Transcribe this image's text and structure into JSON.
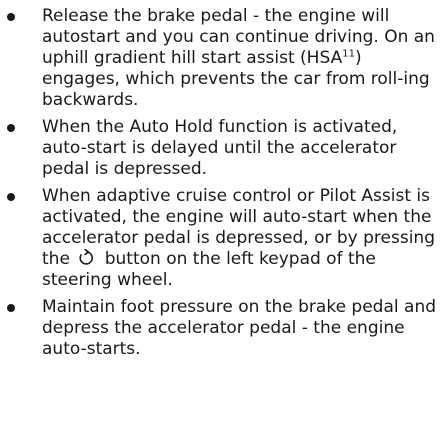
{
  "bullets": [
    {
      "text_before_sup": "Release the brake pedal - the engine will autostart and you can continue driving. On an uphill gradient hill start assist (HSA",
      "sup": "11",
      "text_after_sup": ") engages, which prevents the car from roll-ing backwards."
    },
    {
      "text": "When the Auto Hold function is activated, auto-start is delayed until the accelerator pedal is depressed."
    },
    {
      "text_before_icon": "When adaptive cruise control or Pilot Assist is activated, the engine will auto-start when the accelerator pedal is depressed, or by pressing the",
      "icon": "resume-arrow-icon",
      "text_after_icon": "button on the left keypad of the steering wheel."
    },
    {
      "text": "Maintain foot pressure on the brake pedal and depress the accelerator pedal - the engine auto-starts."
    }
  ],
  "colors": {
    "text": "#1a1a1a",
    "bullet": "#1a1a1a",
    "background": "#ffffff"
  }
}
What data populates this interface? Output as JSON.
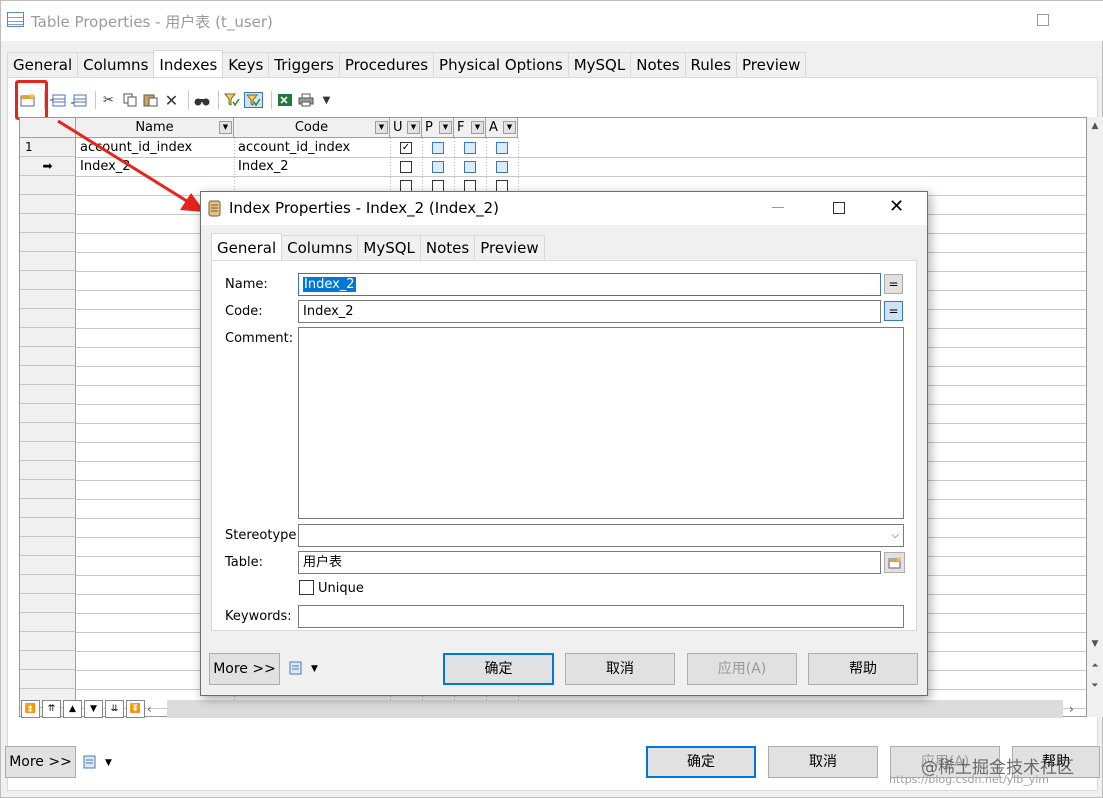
{
  "window": {
    "title": "Table Properties - 用户表 (t_user)"
  },
  "main_tabs": [
    "General",
    "Columns",
    "Indexes",
    "Keys",
    "Triggers",
    "Procedures",
    "Physical Options",
    "MySQL",
    "Notes",
    "Rules",
    "Preview"
  ],
  "selected_main_tab": "Indexes",
  "toolbar_icons": [
    "properties-icon",
    "add-row-icon",
    "insert-row-icon",
    "cut-icon",
    "copy-icon",
    "paste-icon",
    "delete-icon",
    "find-icon",
    "filter-icon",
    "customize-columns-icon",
    "excel-export-icon",
    "print-icon",
    "dropdown-arrow-icon"
  ],
  "grid": {
    "headers": {
      "name": "Name",
      "code": "Code",
      "u": "U",
      "p": "P",
      "f": "F",
      "a": "A"
    },
    "rows": [
      {
        "num": "1",
        "name": "account_id_index",
        "code": "account_id_index",
        "unique": true,
        "p": false,
        "f": false,
        "a": false
      },
      {
        "num": "➡",
        "name": "Index_2",
        "code": "Index_2",
        "unique": false,
        "p": false,
        "f": false,
        "a": false
      }
    ]
  },
  "nav_buttons": [
    "⏫",
    "⇈",
    "▲",
    "▼",
    "⇊",
    "⏬"
  ],
  "bottom": {
    "more": "More >>",
    "ok": "确定",
    "cancel": "取消",
    "apply": "应用(A)",
    "help": "帮助"
  },
  "watermark": "@稀土掘金技术社区",
  "watermark_url": "https://blog.csdn.net/ylb_ylm",
  "dialog": {
    "title": "Index Properties - Index_2 (Index_2)",
    "tabs": [
      "General",
      "Columns",
      "MySQL",
      "Notes",
      "Preview"
    ],
    "selected_tab": "General",
    "labels": {
      "name": "Name:",
      "code": "Code:",
      "comment": "Comment:",
      "stereotype": "Stereotype:",
      "table": "Table:",
      "unique": "Unique",
      "keywords": "Keywords:"
    },
    "name_value": "Index_2",
    "code_value": "Index_2",
    "comment_value": "",
    "stereotype_value": "",
    "table_value": "用户表",
    "unique_checked": false,
    "keywords_value": "",
    "eq_button": "=",
    "more": "More >>",
    "ok": "确定",
    "cancel": "取消",
    "apply": "应用(A)",
    "help": "帮助"
  },
  "colors": {
    "selection": "#0078d7",
    "highlight_box": "#e8231c",
    "arrow": "#e8231c"
  }
}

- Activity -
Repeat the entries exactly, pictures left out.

- Result for this task -
Transcribe this image's text and structure into JSON.
{
  "bullets": [
    {
      "text_before_sup": "Release the brake pedal - the engine will autostart and you can continue driving. On an uphill gradient hill start assist (HSA",
      "sup": "11",
      "text_after_sup": ") engages, which prevents the car from roll-ing backwards."
    },
    {
      "text": "When the Auto Hold function is activated, auto-start is delayed until the accelerator pedal is depressed."
    },
    {
      "text_before_icon": "When adaptive cruise control or Pilot Assist is activated, the engine will auto-start when the accelerator pedal is depressed, or by pressing the",
      "icon": "resume-arrow-icon",
      "text_after_icon": "button on the left keypad of the steering wheel."
    },
    {
      "text": "Maintain foot pressure on the brake pedal and depress the accelerator pedal - the engine auto-starts."
    }
  ],
  "colors": {
    "text": "#1a1a1a",
    "bullet": "#1a1a1a",
    "background": "#ffffff"
  }
}
What data populates this interface? Output as JSON.
{
  "window": {
    "title": "Table Properties - 用户表 (t_user)"
  },
  "main_tabs": [
    "General",
    "Columns",
    "Indexes",
    "Keys",
    "Triggers",
    "Procedures",
    "Physical Options",
    "MySQL",
    "Notes",
    "Rules",
    "Preview"
  ],
  "selected_main_tab": "Indexes",
  "toolbar_icons": [
    "properties-icon",
    "add-row-icon",
    "insert-row-icon",
    "cut-icon",
    "copy-icon",
    "paste-icon",
    "delete-icon",
    "find-icon",
    "filter-icon",
    "customize-columns-icon",
    "excel-export-icon",
    "print-icon",
    "dropdown-arrow-icon"
  ],
  "grid": {
    "headers": {
      "name": "Name",
      "code": "Code",
      "u": "U",
      "p": "P",
      "f": "F",
      "a": "A"
    },
    "rows": [
      {
        "num": "1",
        "name": "account_id_index",
        "code": "account_id_index",
        "unique": true,
        "p": false,
        "f": false,
        "a": false
      },
      {
        "num": "➡",
        "name": "Index_2",
        "code": "Index_2",
        "unique": false,
        "p": false,
        "f": false,
        "a": false
      }
    ]
  },
  "nav_buttons": [
    "⏫",
    "⇈",
    "▲",
    "▼",
    "⇊",
    "⏬"
  ],
  "bottom": {
    "more": "More >>",
    "ok": "确定",
    "cancel": "取消",
    "apply": "应用(A)",
    "help": "帮助"
  },
  "watermark": "@稀土掘金技术社区",
  "watermark_url": "https://blog.csdn.net/ylb_ylm",
  "dialog": {
    "title": "Index Properties - Index_2 (Index_2)",
    "tabs": [
      "General",
      "Columns",
      "MySQL",
      "Notes",
      "Preview"
    ],
    "selected_tab": "General",
    "labels": {
      "name": "Name:",
      "code": "Code:",
      "comment": "Comment:",
      "stereotype": "Stereotype:",
      "table": "Table:",
      "unique": "Unique",
      "keywords": "Keywords:"
    },
    "name_value": "Index_2",
    "code_value": "Index_2",
    "comment_value": "",
    "stereotype_value": "",
    "table_value": "用户表",
    "unique_checked": false,
    "keywords_value": "",
    "eq_button": "=",
    "more": "More >>",
    "ok": "确定",
    "cancel": "取消",
    "apply": "应用(A)",
    "help": "帮助"
  },
  "colors": {
    "selection": "#0078d7",
    "highlight_box": "#e8231c",
    "arrow": "#e8231c"
  }
}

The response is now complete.